According to a Wikipedia article on this bill, FBI statistics indicate that of the over 113,000 hate crimes since 1991, 55% were motivated by racial bias, 17% by religious bias, 14% sexual orientation bias, 14% ethnicity bias, and 1% disability bias.
The article also indicates that this proposed bill is "supported by thirty-one state Attorneys General and over 210 national law enforcement, professional, education, civil rights, religious, and civic organizations, including the AFL-CIO, the American Medical Association, the American Psychological Association, and the NAACP. A November 2001 poll indicated that 73% of Americans favor hate-crime legislation covering sexual orientation."
The entire Wikipedia article, which includes information on the proposed bill's history in Congress, can be read here.
The last section of the proposed bill does offer these assurances, especially as they pertain to the protection of free speech:
- For purposes of construing this Act and the amendments made by this Act the following shall apply:

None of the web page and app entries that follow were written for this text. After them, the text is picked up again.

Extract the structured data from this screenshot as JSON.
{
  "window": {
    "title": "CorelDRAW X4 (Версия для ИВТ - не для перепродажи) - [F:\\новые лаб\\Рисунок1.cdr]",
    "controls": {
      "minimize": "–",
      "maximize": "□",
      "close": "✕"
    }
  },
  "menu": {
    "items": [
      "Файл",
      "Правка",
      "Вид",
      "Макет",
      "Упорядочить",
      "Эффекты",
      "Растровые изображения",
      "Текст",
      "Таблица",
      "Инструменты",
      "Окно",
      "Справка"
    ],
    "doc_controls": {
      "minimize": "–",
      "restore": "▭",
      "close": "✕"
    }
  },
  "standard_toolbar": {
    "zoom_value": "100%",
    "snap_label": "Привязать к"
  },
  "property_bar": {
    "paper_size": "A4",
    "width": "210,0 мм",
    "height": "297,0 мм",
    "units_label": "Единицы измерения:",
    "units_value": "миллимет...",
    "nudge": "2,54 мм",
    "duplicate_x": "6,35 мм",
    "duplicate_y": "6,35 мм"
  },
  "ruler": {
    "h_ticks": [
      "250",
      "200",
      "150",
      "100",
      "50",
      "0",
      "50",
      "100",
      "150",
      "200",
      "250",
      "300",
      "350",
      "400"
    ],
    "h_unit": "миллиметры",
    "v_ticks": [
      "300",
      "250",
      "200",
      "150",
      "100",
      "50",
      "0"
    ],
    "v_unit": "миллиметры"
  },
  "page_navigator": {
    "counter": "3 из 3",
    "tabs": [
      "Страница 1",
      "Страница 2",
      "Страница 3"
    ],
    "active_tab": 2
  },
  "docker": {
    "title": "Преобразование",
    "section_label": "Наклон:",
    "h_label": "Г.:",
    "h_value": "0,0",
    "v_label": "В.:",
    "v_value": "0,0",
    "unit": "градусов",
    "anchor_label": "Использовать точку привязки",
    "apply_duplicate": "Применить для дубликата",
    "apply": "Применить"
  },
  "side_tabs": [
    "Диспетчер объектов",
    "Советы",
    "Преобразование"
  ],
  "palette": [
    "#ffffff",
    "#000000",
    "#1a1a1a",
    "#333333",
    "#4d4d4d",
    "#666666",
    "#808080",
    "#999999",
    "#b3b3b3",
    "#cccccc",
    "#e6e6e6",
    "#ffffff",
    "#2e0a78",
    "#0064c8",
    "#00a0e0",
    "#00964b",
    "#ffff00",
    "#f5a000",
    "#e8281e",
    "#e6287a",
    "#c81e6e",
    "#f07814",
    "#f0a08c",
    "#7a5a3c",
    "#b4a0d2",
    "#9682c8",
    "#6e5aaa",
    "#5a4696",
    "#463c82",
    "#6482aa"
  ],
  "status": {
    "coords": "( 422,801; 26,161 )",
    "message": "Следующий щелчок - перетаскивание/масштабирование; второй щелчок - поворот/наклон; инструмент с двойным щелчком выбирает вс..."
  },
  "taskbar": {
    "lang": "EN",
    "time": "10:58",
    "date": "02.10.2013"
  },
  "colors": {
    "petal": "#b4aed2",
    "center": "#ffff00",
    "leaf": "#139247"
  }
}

- (1) RELEVANT EVIDENCE- Courts may consider relevant evidence of speech, beliefs, or expressive conduct to the extent that such evidence is offered to prove an element of a charged offense or is otherwise admissible under the Federal Rules of Evidence. Nothing in this Act is intended to affect the existing rules of evidence.
- (2) VIOLENT ACTS- This Act applies to violent acts motivated by actual or perceived race, color, religion, national origin, gender, sexual orientation, gender identity or disability of a victim.

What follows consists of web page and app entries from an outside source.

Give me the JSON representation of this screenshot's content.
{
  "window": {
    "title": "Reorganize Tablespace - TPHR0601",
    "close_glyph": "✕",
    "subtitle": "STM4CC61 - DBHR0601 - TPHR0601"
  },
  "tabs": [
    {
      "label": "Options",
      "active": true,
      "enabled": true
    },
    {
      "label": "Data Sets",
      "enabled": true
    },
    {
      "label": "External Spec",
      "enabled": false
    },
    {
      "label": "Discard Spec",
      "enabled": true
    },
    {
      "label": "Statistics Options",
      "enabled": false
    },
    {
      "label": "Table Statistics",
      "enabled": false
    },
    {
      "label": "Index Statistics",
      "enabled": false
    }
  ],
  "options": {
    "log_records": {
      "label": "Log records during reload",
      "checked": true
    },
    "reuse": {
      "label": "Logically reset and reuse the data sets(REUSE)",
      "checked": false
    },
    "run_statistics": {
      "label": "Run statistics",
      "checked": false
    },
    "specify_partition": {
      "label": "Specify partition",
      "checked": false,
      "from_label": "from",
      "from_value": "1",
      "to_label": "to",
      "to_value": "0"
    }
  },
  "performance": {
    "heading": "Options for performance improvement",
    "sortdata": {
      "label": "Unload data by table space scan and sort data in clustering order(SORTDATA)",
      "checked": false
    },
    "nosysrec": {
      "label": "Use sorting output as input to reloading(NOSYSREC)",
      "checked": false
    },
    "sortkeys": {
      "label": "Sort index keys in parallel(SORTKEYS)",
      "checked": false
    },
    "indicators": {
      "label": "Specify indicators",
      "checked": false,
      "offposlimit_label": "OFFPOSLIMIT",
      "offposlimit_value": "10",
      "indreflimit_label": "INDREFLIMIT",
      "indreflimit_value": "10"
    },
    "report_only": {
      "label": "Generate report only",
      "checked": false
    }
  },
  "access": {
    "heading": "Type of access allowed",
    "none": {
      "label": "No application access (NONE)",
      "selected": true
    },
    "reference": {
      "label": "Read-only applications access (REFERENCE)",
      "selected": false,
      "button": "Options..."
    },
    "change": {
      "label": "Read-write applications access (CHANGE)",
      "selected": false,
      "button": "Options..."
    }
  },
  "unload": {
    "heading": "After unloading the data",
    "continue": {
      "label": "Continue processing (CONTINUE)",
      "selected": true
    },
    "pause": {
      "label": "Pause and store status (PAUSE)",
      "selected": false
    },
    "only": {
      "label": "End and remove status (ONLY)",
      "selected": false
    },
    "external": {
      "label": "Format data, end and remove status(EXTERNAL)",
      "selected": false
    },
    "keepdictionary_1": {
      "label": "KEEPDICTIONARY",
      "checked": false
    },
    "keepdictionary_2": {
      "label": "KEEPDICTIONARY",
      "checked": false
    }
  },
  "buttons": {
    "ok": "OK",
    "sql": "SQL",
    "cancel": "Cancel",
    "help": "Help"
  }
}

- (3) CONSTITUTIONAL PROTECTIONS- Nothing in this Act shall be construed to prohibit any constitutionally protected speech, expressive conduct or activities (regardless of whether compelled by, or central to, a system of religious belief), including the exercise of religion protected by the First Amendment and peaceful picketing or demonstration. The Constitution does not protect speech, conduct or activities consisting of planning for, conspiring to commit, or committing an act of violence.

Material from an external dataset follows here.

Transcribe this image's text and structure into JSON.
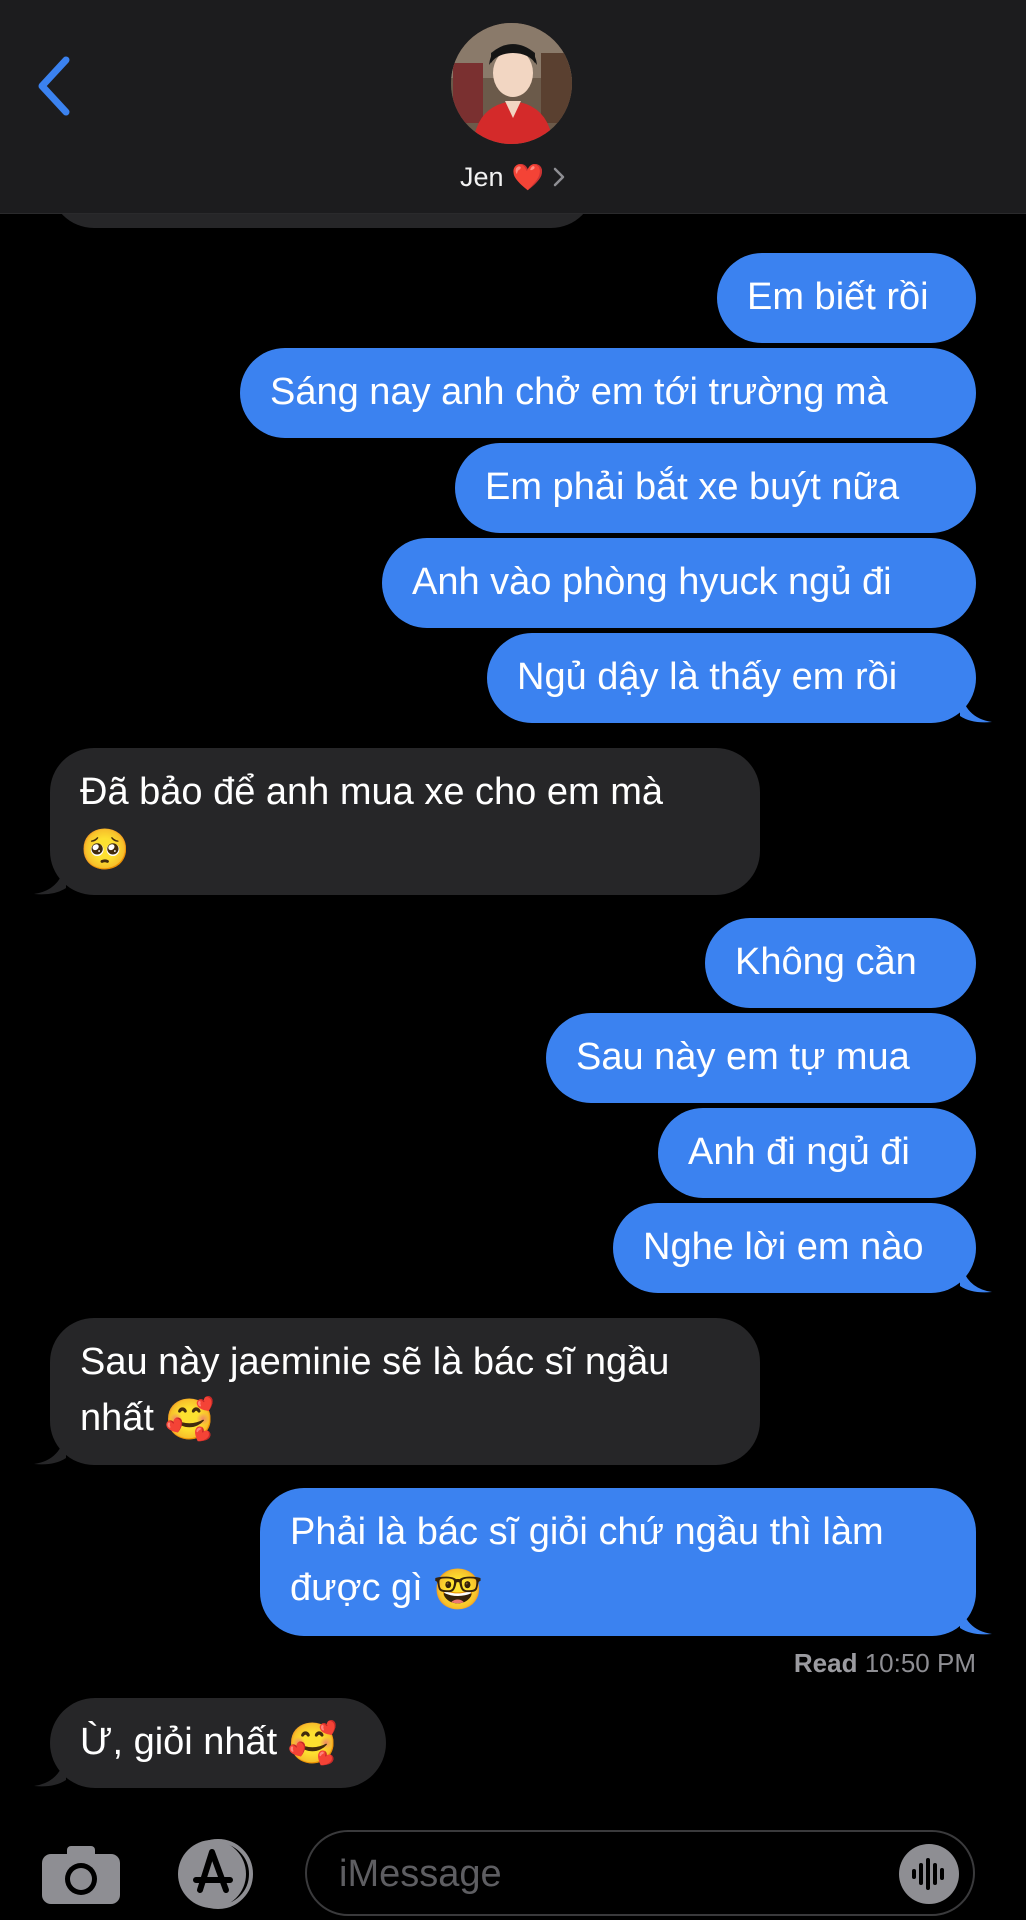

- (4) FREE EXPRESSION- Nothing in this Act shall be construed to allow prosecution based solely upon an individual's expression of racial, religious, political, or other beliefs or solely upon an individual's membership in a group advocating or espousing such beliefs.
What do you think? Does this bill spell potential trouble for the church? Or are the assurances in the "Rules of Construction" sufficient to keep prosecutors from easily drawing a link of guilt from a pastor to a hate crime simply based on the criminal's claim of inspiration?